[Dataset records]
===
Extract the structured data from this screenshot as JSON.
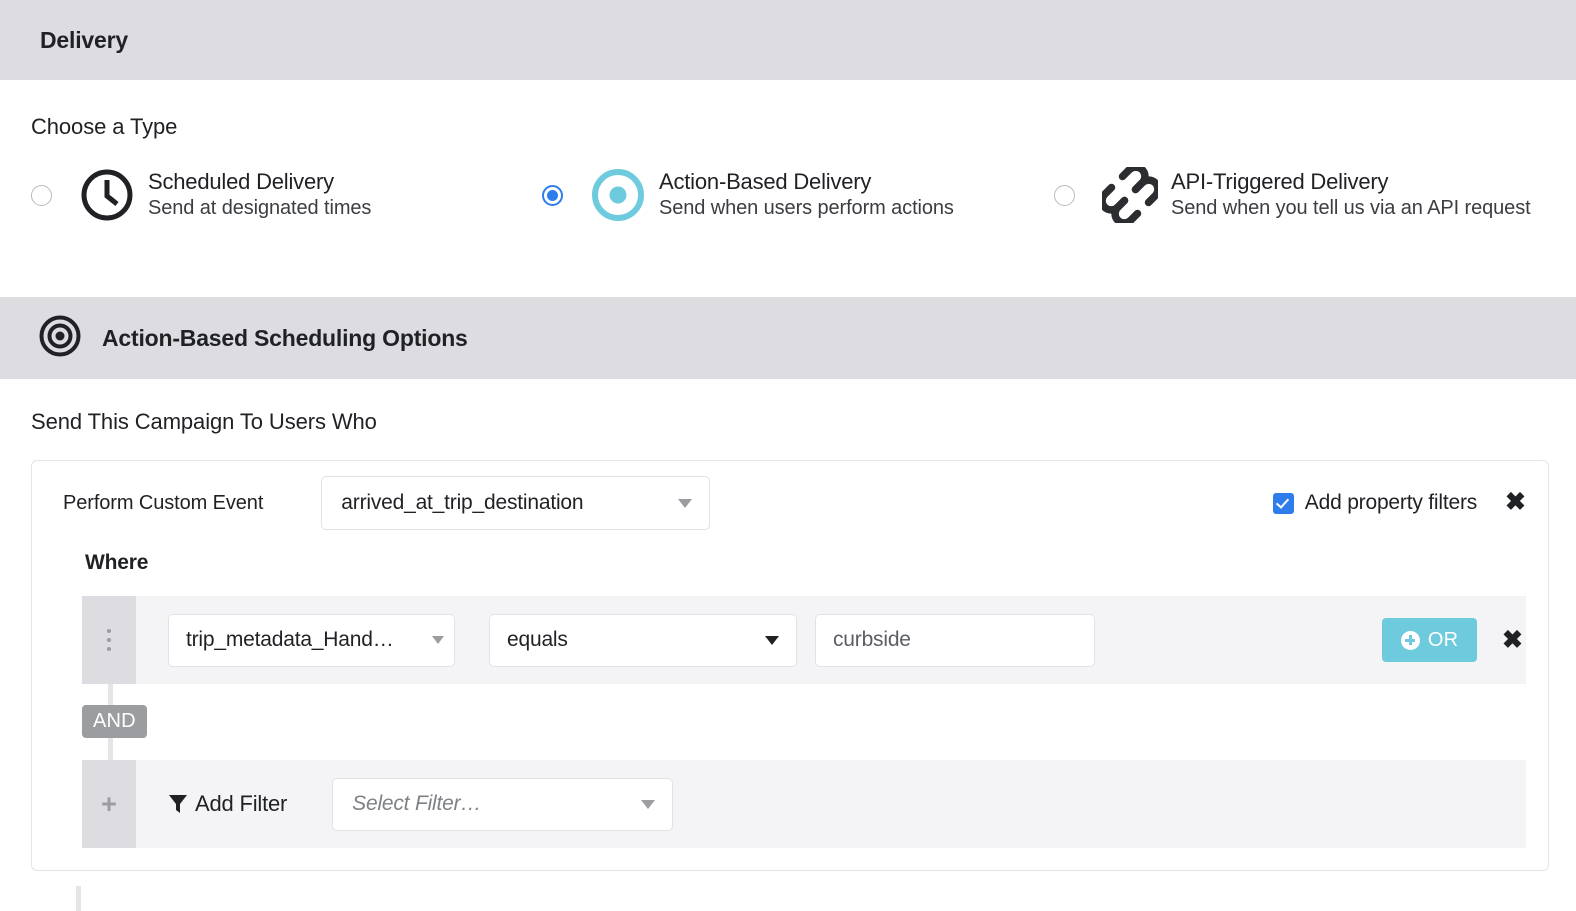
{
  "delivery_header": {
    "title": "Delivery"
  },
  "choose_type": {
    "label": "Choose a Type",
    "options": [
      {
        "title": "Scheduled Delivery",
        "subtitle": "Send at designated times",
        "icon": "clock-icon",
        "selected": false
      },
      {
        "title": "Action-Based Delivery",
        "subtitle": "Send when users perform actions",
        "icon": "target-icon",
        "selected": true
      },
      {
        "title": "API-Triggered Delivery",
        "subtitle": "Send when you tell us via an API request",
        "icon": "link-icon",
        "selected": false
      }
    ]
  },
  "scheduling_header": {
    "title": "Action-Based Scheduling Options",
    "icon": "target-icon"
  },
  "scheduling": {
    "send_label": "Send This Campaign To Users Who",
    "trigger": {
      "event_label": "Perform Custom Event",
      "event_value": "arrived_at_trip_destination",
      "property_filters_label": "Add property filters",
      "property_filters_checked": true,
      "close_label": "✖",
      "where_label": "Where"
    },
    "filters": [
      {
        "property": "trip_metadata_Hand…",
        "operator": "equals",
        "value": "curbside",
        "or_button_label": "OR",
        "remove_label": "✖"
      }
    ],
    "conjunction": "AND",
    "add_filter": {
      "label": "Add Filter",
      "select_placeholder": "Select Filter…"
    }
  },
  "colors": {
    "section_bar": "#dddde1",
    "radio_selected": "#2f7ded",
    "checkbox": "#2f7ded",
    "accent_teal": "#6ecbdd",
    "row_bg": "#f4f4f6",
    "handle_bg": "#dddde1",
    "and_badge": "#9b9da1"
  }
}
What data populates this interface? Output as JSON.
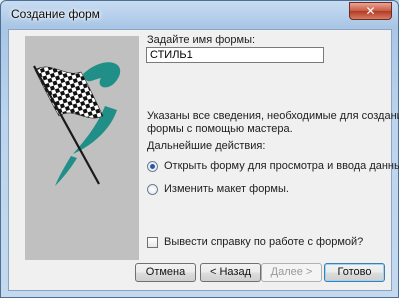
{
  "window": {
    "title": "Создание форм",
    "close_label": "✕"
  },
  "form": {
    "name_label": "Задайте имя формы:",
    "name_value": "СТИЛЬ1",
    "info_text_line1": "Указаны все сведения, необходимые для создания",
    "info_text_line2": "формы с помощью мастера.",
    "next_actions_label": "Дальнейшие действия:",
    "options": [
      {
        "label": "Открыть форму для просмотра и ввода данных.",
        "selected": true
      },
      {
        "label": "Изменить макет формы.",
        "selected": false
      }
    ],
    "help_checkbox_label": "Вывести справку по работе с формой?",
    "help_checked": false
  },
  "buttons": {
    "cancel": "Отмена",
    "back": "< Назад",
    "next": "Далее >",
    "finish": "Готово"
  },
  "colors": {
    "flag_teal": "#1f8f87",
    "art_background": "#c0c0c0",
    "title_gradient_top": "#c8dcf1"
  },
  "icons": {
    "illustration": "checkered-flag-illustration",
    "close": "close-icon"
  }
}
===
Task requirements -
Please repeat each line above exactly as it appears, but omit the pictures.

Exercise result -
Extract the structured data from this screenshot as JSON.
{
  "delivery_header": {
    "title": "Delivery"
  },
  "choose_type": {
    "label": "Choose a Type",
    "options": [
      {
        "title": "Scheduled Delivery",
        "subtitle": "Send at designated times",
        "icon": "clock-icon",
        "selected": false
      },
      {
        "title": "Action-Based Delivery",
        "subtitle": "Send when users perform actions",
        "icon": "target-icon",
        "selected": true
      },
      {
        "title": "API-Triggered Delivery",
        "subtitle": "Send when you tell us via an API request",
        "icon": "link-icon",
        "selected": false
      }
    ]
  },
  "scheduling_header": {
    "title": "Action-Based Scheduling Options",
    "icon": "target-icon"
  },
  "scheduling": {
    "send_label": "Send This Campaign To Users Who",
    "trigger": {
      "event_label": "Perform Custom Event",
      "event_value": "arrived_at_trip_destination",
      "property_filters_label": "Add property filters",
      "property_filters_checked": true,
      "close_label": "✖",
      "where_label": "Where"
    },
    "filters": [
      {
        "property": "trip_metadata_Hand…",
        "operator": "equals",
        "value": "curbside",
        "or_button_label": "OR",
        "remove_label": "✖"
      }
    ],
    "conjunction": "AND",
    "add_filter": {
      "label": "Add Filter",
      "select_placeholder": "Select Filter…"
    }
  },
  "colors": {
    "section_bar": "#dddde1",
    "radio_selected": "#2f7ded",
    "checkbox": "#2f7ded",
    "accent_teal": "#6ecbdd",
    "row_bg": "#f4f4f6",
    "handle_bg": "#dddde1",
    "and_badge": "#9b9da1"
  }
}
What data populates this interface? Output as JSON.
{
  "window": {
    "title": "Создание форм",
    "close_label": "✕"
  },
  "form": {
    "name_label": "Задайте имя формы:",
    "name_value": "СТИЛЬ1",
    "info_text_line1": "Указаны все сведения, необходимые для создания",
    "info_text_line2": "формы с помощью мастера.",
    "next_actions_label": "Дальнейшие действия:",
    "options": [
      {
        "label": "Открыть форму для просмотра и ввода данных.",
        "selected": true
      },
      {
        "label": "Изменить макет формы.",
        "selected": false
      }
    ],
    "help_checkbox_label": "Вывести справку по работе с формой?",
    "help_checked": false
  },
  "buttons": {
    "cancel": "Отмена",
    "back": "< Назад",
    "next": "Далее >",
    "finish": "Готово"
  },
  "colors": {
    "flag_teal": "#1f8f87",
    "art_background": "#c0c0c0",
    "title_gradient_top": "#c8dcf1"
  },
  "icons": {
    "illustration": "checkered-flag-illustration",
    "close": "close-icon"
  }
}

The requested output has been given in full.